Short term – are offices still required?
The current climate has caused a huge debate about what kinds of workspace are now needed for companies and their employees to continue working. Early in lockdown some companies predicted the death of the office but this was perhaps a hasty conclusion and now a wider debate is taking place about how offices can be adapted and blended with a working-from-home culture.
The Leesman Index recently published a report polling employees on their experience of working from home. The results showed that it had been a very disparate experience, with many positive but also many negative comments. People stated that individual tasks are more productive at home, but knowledge sharing works better in the office. So both environments are required.
Until now, some commercial developers have had a mentality of ‘build them and they will come’ but this is now under threat and it will be essential going forward to make a compelling business case for office buildings. A 2019 YouGov poll reported that 85% of respondents felt that their offices could influence their clients’ business decisions and provide a shop window for attracting the best talent. Would a post-lockdown survey generate the same results?
Medium term – cutting costs

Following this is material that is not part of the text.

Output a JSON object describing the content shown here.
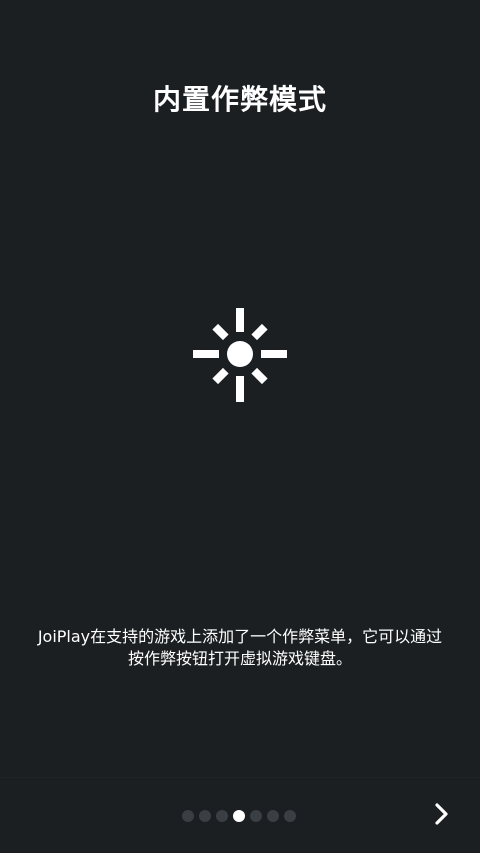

In the medium term, many businesses will look to cut costs. Will the office be one of the first victims? Thirty years ago, the office accounted for 30-40% of an average business’s costs but today 90% of a typical business’s costs are its people and only 9% its office.
If costs are lower as a proportion, will changing tenant demand be a more significant factor? On the one hand, greater demand for flexible working may equal less demand for office space as more people work remotely. But on the other hand, there may be a move against high-capacity offices, requiring more space for further staff.
This is at odds with most modern commercial building design. They are made to be occupied at very high density – typically one person per eight sq. m or less – which would struggle for viability under current social distancing rules. Flexibility is key to positioning the office as an asset once again. People will need to be offered choice as to how and where they work. The office won’t be for 9 to 5 processing work, but more likely linked to training, innovation and integration of wider teams.
Long term – hub and spoke
There are signs that a central location for collaboration, client engagement and branding, with multiple satellite locations nearer residential areas (thus shortening employee commutes) could be a way forward. With a focus on quality, wellbeing and sustainability, this would be part of an employer/landlord drive to attract people back to the office as opposed to working from home.
Younger people in particular will want to work for companies that offer sustainable space. This crisis will accelerate the need for this and it will become more important to ensure offices have good natural light, cycling and shower facilities, healthy eating vending machines and environmentally sustainable environments.
For co-working spaces, flexibility will remain a priority and they could offer core office space with ‘as and when’ bolt-ons such as extra meeting rooms and training areas, on a pay-for-use model. For commercial developers, they will become more focused on who the landlord/operator partner is and if there’s mutual alignment with business objectives. Could these relationships move beyond transactional landlord-tenant agreements to become long-term strategic partnerships?
Following the presentation there was an alumni-led Q&A and roundtable discussion covering the following:
- The rise of third spaces to allow more people to work near home.
- The impact on inner city cultural institutions and hospitality if fewer people return to the central London office.
- Touchdown spaces where employees can access printers, photocopiers and so on, but wouldn’t use for their day-to-day work.
- Support for tenants in ‘messy’ or maker spaces, who require more space and specialist equipment that can’t be moved to the home.
- Flexible office space with short-term rents to attract future, and potentially less stable, tenants.
- House design and space standard changes to better facilitate home working. Does more flexible use of homes and office space need different planning consent?
- The challenge of sustaining a company culture with a hub and spoke office model.
- How technology could support the new remote ways of working.
- The future of older office stock that can’t easily be used in a flexible or more sustainable way.
The discussion generated several questions that can’t be answered until the lockdown eases further and the economic recovery begins. However it’s important to maintain a dialogue as the situation evolves, and this will be a core objective of the Communities of Practice forum. Watch this space for future themes on home space standards and high street recovery.